Navajo Nation Council Rescinds Uranium Mining Legislation, Groups to Push for Clean Up
FOR IMMEDIATE RELEASE
Leona Morgan, Diné NO NUKES
Jonathan Perry, ENDAUM
NAVAJO GRASSROOTS ORGANIZATIONS TO ADVOCATE FOR CLEAN UP
Navajo Nation Council Rescinds Mining Legislation
WINDOW ROCK, AZ—Concerned Diné Citizens, a coalition of Navajo grassroots organizations and residents opposed to uranium mining, applaud the Navajo Nation Council’s vote to close a loophole created by a previous uranium mining legislation Tuesday (7/22/14) which had authorized access over Navajo Trust Land to a uranium mining company Uranium Resources Incorporated (URI).

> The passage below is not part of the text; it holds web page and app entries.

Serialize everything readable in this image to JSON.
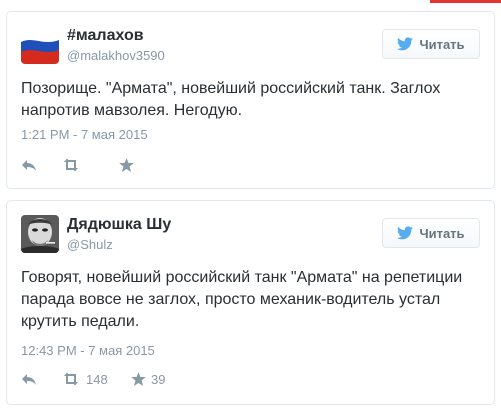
{
  "tweets": [
    {
      "name": "#малахов",
      "handle": "@malakhov3590",
      "follow_label": "Читать",
      "text": "Позорище. \"Армата\", новейший российский танк. Заглох напротив мавзолея. Негодую.",
      "timestamp": "1:21 PM - 7 мая 2015",
      "retweet_count": "",
      "favorite_count": ""
    },
    {
      "name": "Дядюшка Шу",
      "handle": "@Shulz",
      "follow_label": "Читать",
      "text": "Говорят, новейший российский танк \"Армата\" на репетиции парада вовсе не заглох, просто механик-водитель устал крутить педали.",
      "timestamp": "12:43 PM - 7 мая 2015",
      "retweet_count": "148",
      "favorite_count": "39"
    }
  ],
  "colors": {
    "accent": "#55acee",
    "muted": "#8899a6",
    "text": "#292f33",
    "border": "#e1e8ed",
    "flag_white": "#ffffff",
    "flag_blue": "#1f4fb8",
    "flag_red": "#d52b1e",
    "top_strip": "#e3342f"
  },
  "icons": {
    "follow": "twitter-bird-icon",
    "reply": "reply-icon",
    "retweet": "retweet-icon",
    "favorite": "star-icon"
  }
}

“If Uranium Resources were allowed unlimited access over Trust Land in Churchrock, that would have potentially opened up new mining on URI’s other properties in northwestern New Mexico,” said Jonathan Perry, President of Eastern Navajo Diné Against Uranium Mining. Perry continues, “Because these kinds of companies target areas adjacent to the Nation, but not on Navajo Indian Country, our own laws prohibiting new uranium mining cannot protect people in the checkerboard lands.”

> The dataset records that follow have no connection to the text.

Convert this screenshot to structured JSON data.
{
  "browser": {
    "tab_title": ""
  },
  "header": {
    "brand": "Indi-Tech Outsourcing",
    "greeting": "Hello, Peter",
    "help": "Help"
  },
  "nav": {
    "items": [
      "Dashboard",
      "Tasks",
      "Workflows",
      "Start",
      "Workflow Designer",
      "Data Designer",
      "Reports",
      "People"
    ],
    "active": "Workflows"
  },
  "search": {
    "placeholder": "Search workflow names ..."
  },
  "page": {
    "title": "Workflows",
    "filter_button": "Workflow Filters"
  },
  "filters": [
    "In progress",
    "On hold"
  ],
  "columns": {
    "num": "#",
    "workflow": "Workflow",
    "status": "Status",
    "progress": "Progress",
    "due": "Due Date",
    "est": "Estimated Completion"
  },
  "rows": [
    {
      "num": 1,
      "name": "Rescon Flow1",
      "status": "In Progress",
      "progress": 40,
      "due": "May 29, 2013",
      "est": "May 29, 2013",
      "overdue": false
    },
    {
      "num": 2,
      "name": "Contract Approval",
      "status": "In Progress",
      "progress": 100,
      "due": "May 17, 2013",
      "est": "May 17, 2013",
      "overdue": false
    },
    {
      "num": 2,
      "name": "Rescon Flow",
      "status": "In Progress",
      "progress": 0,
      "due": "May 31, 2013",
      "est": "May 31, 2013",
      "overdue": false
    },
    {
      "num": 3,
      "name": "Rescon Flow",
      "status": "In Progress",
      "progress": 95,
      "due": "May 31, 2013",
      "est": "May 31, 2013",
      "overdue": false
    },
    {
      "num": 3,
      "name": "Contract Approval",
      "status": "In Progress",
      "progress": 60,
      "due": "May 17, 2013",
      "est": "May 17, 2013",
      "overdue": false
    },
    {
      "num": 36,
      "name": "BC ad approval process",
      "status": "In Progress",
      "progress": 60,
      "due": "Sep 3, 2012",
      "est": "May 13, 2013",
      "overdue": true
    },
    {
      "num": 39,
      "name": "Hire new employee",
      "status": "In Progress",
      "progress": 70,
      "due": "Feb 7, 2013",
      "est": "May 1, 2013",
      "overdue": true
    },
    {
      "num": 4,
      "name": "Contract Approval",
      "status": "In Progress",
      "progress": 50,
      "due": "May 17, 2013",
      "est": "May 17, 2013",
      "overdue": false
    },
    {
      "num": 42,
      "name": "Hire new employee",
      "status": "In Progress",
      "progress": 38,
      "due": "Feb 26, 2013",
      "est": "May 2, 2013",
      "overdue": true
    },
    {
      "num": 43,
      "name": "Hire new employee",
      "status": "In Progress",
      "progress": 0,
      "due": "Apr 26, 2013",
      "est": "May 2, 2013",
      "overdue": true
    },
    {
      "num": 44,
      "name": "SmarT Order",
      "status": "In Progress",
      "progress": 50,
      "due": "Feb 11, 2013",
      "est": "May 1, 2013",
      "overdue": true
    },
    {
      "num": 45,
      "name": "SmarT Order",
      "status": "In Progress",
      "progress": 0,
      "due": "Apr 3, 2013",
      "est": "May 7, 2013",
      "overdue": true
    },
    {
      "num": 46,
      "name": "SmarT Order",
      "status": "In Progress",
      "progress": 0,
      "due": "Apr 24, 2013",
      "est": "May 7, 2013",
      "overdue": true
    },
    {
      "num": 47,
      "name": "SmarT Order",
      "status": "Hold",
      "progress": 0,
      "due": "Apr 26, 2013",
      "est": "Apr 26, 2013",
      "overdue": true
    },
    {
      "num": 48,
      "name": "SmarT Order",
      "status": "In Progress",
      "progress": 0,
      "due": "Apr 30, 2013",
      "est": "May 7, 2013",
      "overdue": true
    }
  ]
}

In July 2012, URI entered into a Temporary Access Agreement with the Navajo Nation which allows URI limited access to its Churchrock property with certain stipulations, including the clean up of existing uranium contamination in the area.
In December of 2013, the Navajo Resources and Development Committee acknowledged a right-of-way for URI across Navajo Trust Land to use its license to mine, effectively violating the Temporary Access Agreement, the Diné Natural Resource Protection Act and Radioactive Materials Transportation Act. The company plans to do in situ leach (ISL) uranium mining, a technique that requires pumping water with chemicals into the earth to mobilize the uranium within the aquifer in order to extract it.

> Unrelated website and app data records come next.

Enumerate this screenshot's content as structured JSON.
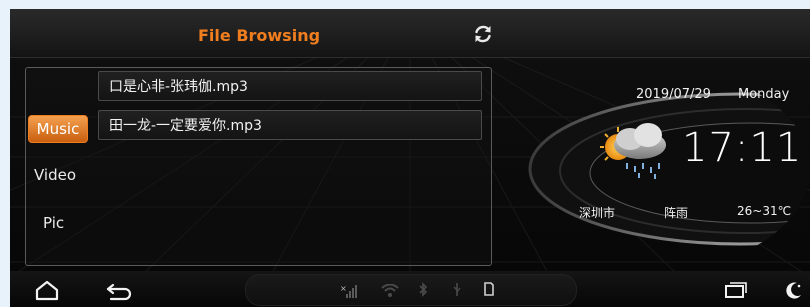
{
  "header": {
    "title": "File Browsing",
    "refresh_icon": "refresh-icon"
  },
  "categories": [
    {
      "label": "Music",
      "selected": true
    },
    {
      "label": "Video",
      "selected": false
    },
    {
      "label": "Pic",
      "selected": false
    }
  ],
  "files": [
    {
      "name": "口是心非-张玮伽.mp3"
    },
    {
      "name": "田一龙-一定要爱你.mp3"
    }
  ],
  "clock": {
    "date": "2019/07/29",
    "weekday": "Monday",
    "time": "17:11"
  },
  "weather": {
    "icon": "cloud-rain-sun-icon",
    "city": "深圳市",
    "condition": "阵雨",
    "temperature": "26~31℃"
  },
  "bottom_bar": {
    "home_icon": "home-icon",
    "back_icon": "back-icon",
    "status_icons": [
      "signal-icon",
      "wifi-icon",
      "bluetooth-icon",
      "usb-icon",
      "storage-icon"
    ],
    "recent_apps_icon": "recent-apps-icon",
    "night_mode_icon": "night-mode-icon"
  },
  "colors": {
    "accent": "#f07d1e",
    "background": "#0b0b0b"
  }
}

“Now the Nation’s focus can go back to the over whelming needs for clean up, health studies, and water studies,” said Leona Morgan of Diné No Nukes. “In order for these controversial issues not to play out so divisively in the future, it is imperative that all people—not just Diné people—understand the scope and permanent effects of abandoned uranium mines.”
The Navajo Nation Environmental Protection Agency (EPA), U.S. EPA and other agencies are continuing ongoing assessment and clean up of the 521 abandoned uranium mines across Navajo Nation that started with the first 5-year plan.
For more information on EPA uranium clean up:
For more information: www.endaum.com.